“You knew who the premier was at the time,” Pretorius continued. Sodi interrupted, “Chair, was not going to start speculating that AM refers to the premier.” Pretorius noted, “We don’t have any evidence that he was directly involved in the project although there is other evidence that he gave instructions that all procurement issues were to be sent to his office.”
Two years ago, Magashule told an assembly of students, “I want to go to the commission, if I am so implicated. I want to go because if one goes there, one can relay many other stories.” Now the ruling party’s secretary-general, Magashule was the target of carping from former Free State MEC for Economic Development, Mxolisi Dukwana.
In his August 2019 testimony at the inquiry, Dukwana called Magashule a “blesser” akin to Father Christmas. Dukwana claimed the “asbestos heist” in the Free State was executed at Magashule’s behest. Dukwana failed to offer hard evidence proving his allegation.
Zondo said to Sodi with reference to the spreadsheet, “On your version you are saying your partner knew of about x number of people who had to be paid more than R25-million from the business and you knew nothing about those people. Is that what you’re saying?” Sodi agreed.
A humble brag
Whatever Sodi did or did not know about the spreadsheet, on his own version he was a networker who frequently entertained guests at his home in Zimbali. This, testified Sodi, was relevant context regarding his alcohol purchases. He went so far as to disclose tens of thousands spent on lavish liquor during level three of the national lockdown in August 2020.
“You know, I’ve recently — and as recent as, I think, two weeks ago — bought six bottles of champagne which I don’t consume all the time but I put them for special occasions, especially birthdays and stuff like that. And I paid, it was between R4,000 and R5,000 per bottle.”
Sodi soon added, “I paid over R50,000 just for six bottles. So, the point I’m trying to illustrate and as I’m saying Chair I don’t want it to come out in a boastful or arrogant manner, is to say there are certain types of alcohol that you’d pay exorbitant prices and also I’m an avid collector of whiskies.”
Zondo wanted particulars on what products Sodi purchased from Zulu’s lounge over six months in 2015, resulting in a total debt of more than R600,000. Sodi began stuttering at first, “So, Chair, there would have been uh, substantial, uh, amount of champagne, uh, there would have, uh, Chair there would have been, um, whiskies such as your Johnnie Walker for instance, um, from your red up to your blue, um…”
It’s all relative
Zondo pressed Sodi on the balance of his liquor debt with Zulu, which Sodi and Zulu testified was paid in cash.

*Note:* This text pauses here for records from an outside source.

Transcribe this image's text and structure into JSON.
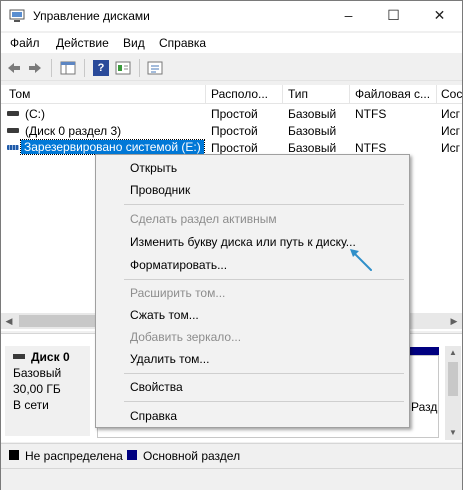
{
  "window": {
    "title": "Управление дисками",
    "controls": {
      "minimize": "–",
      "maximize": "☐",
      "close": "✕"
    }
  },
  "menu": [
    "Файл",
    "Действие",
    "Вид",
    "Справка"
  ],
  "toolbar": {
    "icons": [
      "back-arrow-icon",
      "forward-arrow-icon",
      "console-tree-icon",
      "help-icon",
      "properties-icon",
      "list-view-icon"
    ],
    "help_glyph": "?"
  },
  "volumes_table": {
    "columns": [
      "Том",
      "Располо...",
      "Тип",
      "Файловая с...",
      "Сос"
    ],
    "rows": [
      {
        "name": "(C:)",
        "layout": "Простой",
        "type": "Базовый",
        "fs": "NTFS",
        "status": "Исг"
      },
      {
        "name": "(Диск 0 раздел 3)",
        "layout": "Простой",
        "type": "Базовый",
        "fs": "",
        "status": "Исг"
      },
      {
        "name": "Зарезервировано системой (E:)",
        "layout": "Простой",
        "type": "Базовый",
        "fs": "NTFS",
        "status": "Исг"
      }
    ]
  },
  "disk": {
    "name": "Диск 0",
    "kind": "Базовый",
    "size": "30,00 ГБ",
    "state": "В сети",
    "partition_fragment": "Разд"
  },
  "legend": [
    {
      "label": "Не распределена",
      "color": "#000000"
    },
    {
      "label": "Основной раздел",
      "color": "#000080"
    }
  ],
  "context_menu": {
    "items": [
      {
        "label": "Открыть",
        "enabled": true
      },
      {
        "label": "Проводник",
        "enabled": true
      },
      {
        "label": "Сделать раздел активным",
        "enabled": false
      },
      {
        "label": "Изменить букву диска или путь к диску...",
        "enabled": true
      },
      {
        "label": "Форматировать...",
        "enabled": true
      },
      {
        "label": "Расширить том...",
        "enabled": false
      },
      {
        "label": "Сжать том...",
        "enabled": true
      },
      {
        "label": "Добавить зеркало...",
        "enabled": false
      },
      {
        "label": "Удалить том...",
        "enabled": true
      },
      {
        "label": "Свойства",
        "enabled": true
      },
      {
        "label": "Справка",
        "enabled": true
      }
    ]
  },
  "colors": {
    "selection": "#0078d7",
    "primary_partition": "#000080",
    "annotation_arrow": "#2f8fc9"
  }
}
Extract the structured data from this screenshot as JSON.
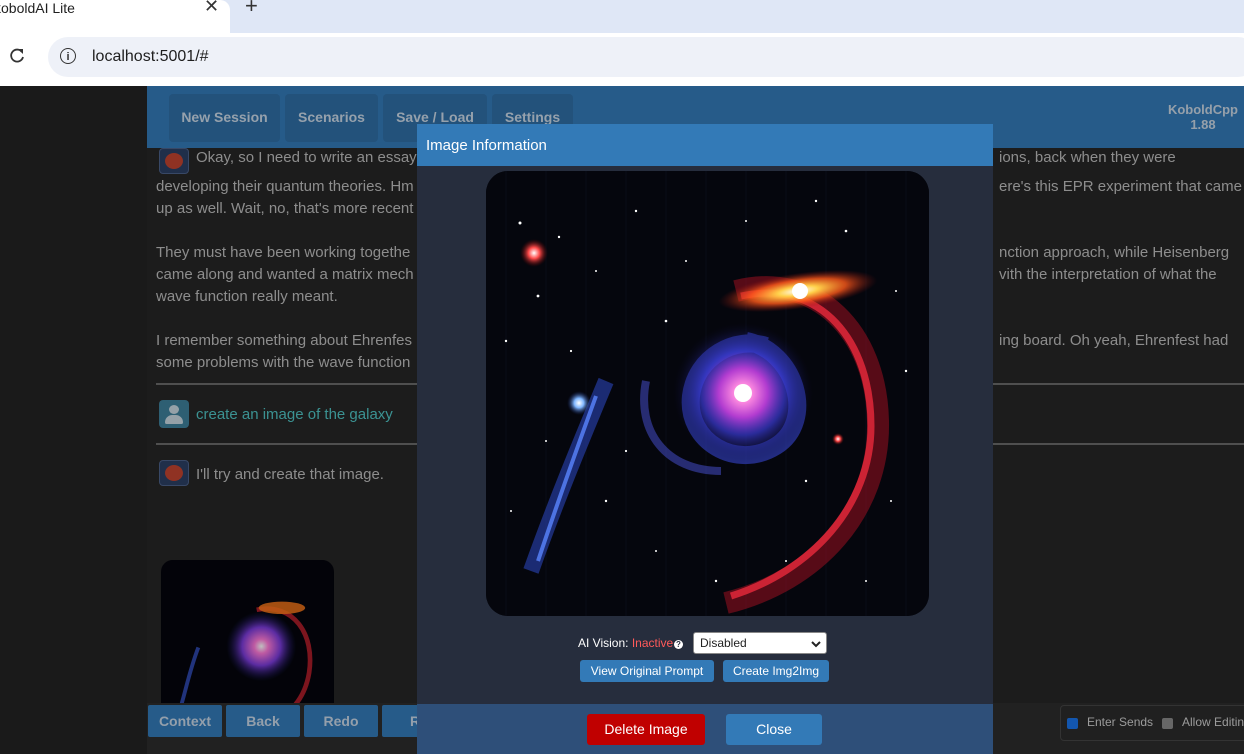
{
  "browser": {
    "tab_title": "koboldAI Lite",
    "close_glyph": "✕",
    "newtab_glyph": "+",
    "url": "localhost:5001/#",
    "info_glyph": "i"
  },
  "app": {
    "menu": [
      "New Session",
      "Scenarios",
      "Save / Load",
      "Settings"
    ],
    "brand": {
      "name": "KoboldCpp",
      "version": "1.88"
    },
    "story": {
      "ai_lines_1": [
        "Okay, so I need to write an essay",
        "developing their quantum theories. Hm",
        "up as well. Wait, no, that's more recent",
        "They must have been working togethe",
        "came along and wanted a matrix mech",
        "wave function really meant.",
        "I remember something about Ehrenfes",
        "some problems with the wave function"
      ],
      "ai_lines_right": [
        "ions, back when they were",
        "ere's this EPR experiment that came",
        "nction approach, while Heisenberg",
        "vith the interpretation of what the",
        "ing board. Oh yeah, Ehrenfest had"
      ],
      "user_message": "create an image of the galaxy",
      "ai_reply": "I'll try and create that image."
    },
    "bottom_buttons": [
      "Context",
      "Back",
      "Redo",
      "Re"
    ],
    "options": {
      "enter_sends": "Enter Sends",
      "allow_editing": "Allow Editing"
    }
  },
  "modal": {
    "title": "Image Information",
    "vision_label": "AI Vision: ",
    "vision_status": "Inactive",
    "help_glyph": "?",
    "vision_select": "Disabled",
    "view_prompt_button": "View Original Prompt",
    "img2img_button": "Create Img2Img",
    "delete_button": "Delete Image",
    "close_button": "Close"
  },
  "colors": {
    "accent": "#337ab7",
    "danger": "#c00000",
    "inactive": "#ff5a5a",
    "user_text": "#4fc3c3"
  }
}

“When it comes to the payment of the R4,000 it is also not paid into his account, it is paid to him in cash,” remarked the Chairperson. Sodi reported there was no working card machine at Zulu’s lounge and it was convenient to pay the difference in cash.

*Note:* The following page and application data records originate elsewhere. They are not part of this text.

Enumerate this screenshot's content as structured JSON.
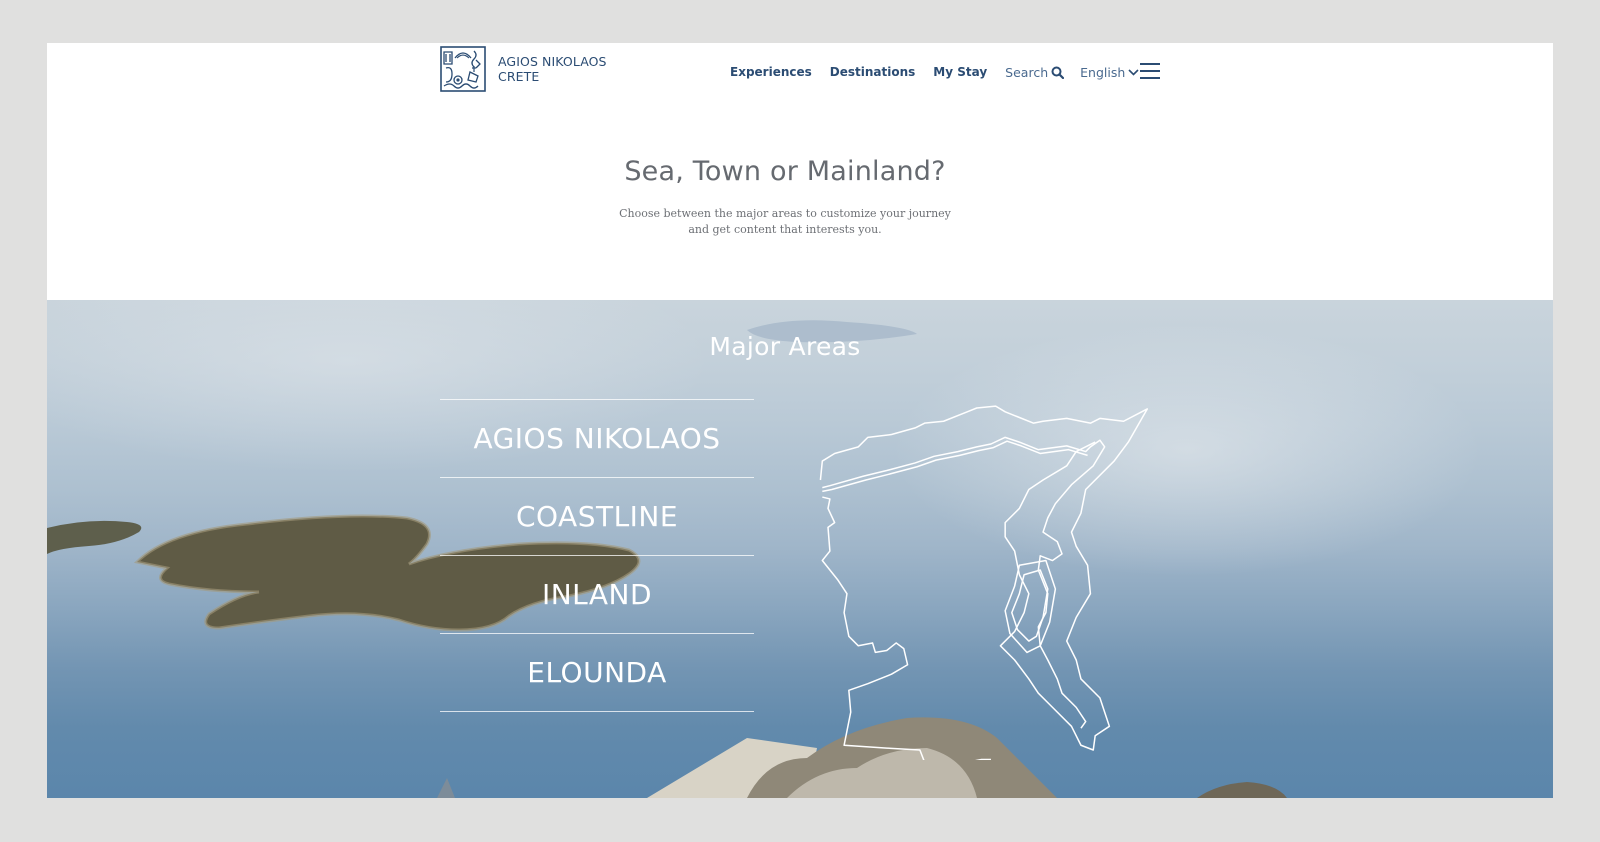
{
  "brand": {
    "name_line1": "AGIOS NIKOLAOS",
    "name_line2": "CRETE",
    "logo_icon": "agios-nikolaos-emblem-icon",
    "color": "#2b4c73"
  },
  "nav": {
    "items": [
      {
        "label": "Experiences"
      },
      {
        "label": "Destinations"
      },
      {
        "label": "My Stay"
      }
    ],
    "search_label": "Search",
    "search_icon": "search-icon",
    "language_label": "English",
    "language_icon": "chevron-down-icon",
    "menu_icon": "hamburger-menu-icon"
  },
  "intro": {
    "title": "Sea, Town or Mainland?",
    "description": "Choose between the major areas to customize your journey and get content that interests you."
  },
  "hero": {
    "section_title": "Major Areas",
    "areas": [
      {
        "label": "AGIOS NIKOLAOS"
      },
      {
        "label": "COASTLINE"
      },
      {
        "label": "INLAND"
      },
      {
        "label": "ELOUNDA"
      }
    ],
    "map_icon": "region-map-outline-icon"
  }
}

“It was a small amount and I am saying it with the greatest of humility that, you know, we, we’re in a country where there is a lot of poverty and so forth. So, someone sitting at home listening to me say that R4,000 is a small amount might take offence to that, but I’m saying in relation to carrying the cash with me it was not that substantial.”
It is estimated tens of thousands of Free State residents in apartheid-era housing remain exposed to hazardous asbestos. Fieldworkers conducted the audit in less than two months five years ago. In July 2019, President Cyril Ramaphosa signed a proclamation empowering the Special Investigating Unit (SIU) to probe claims of “unlawful or improper conduct” regarding the R255-million contract. That was more than one year ago. The inquiry resumes on Thursday 20 August 2020 at 10am. DM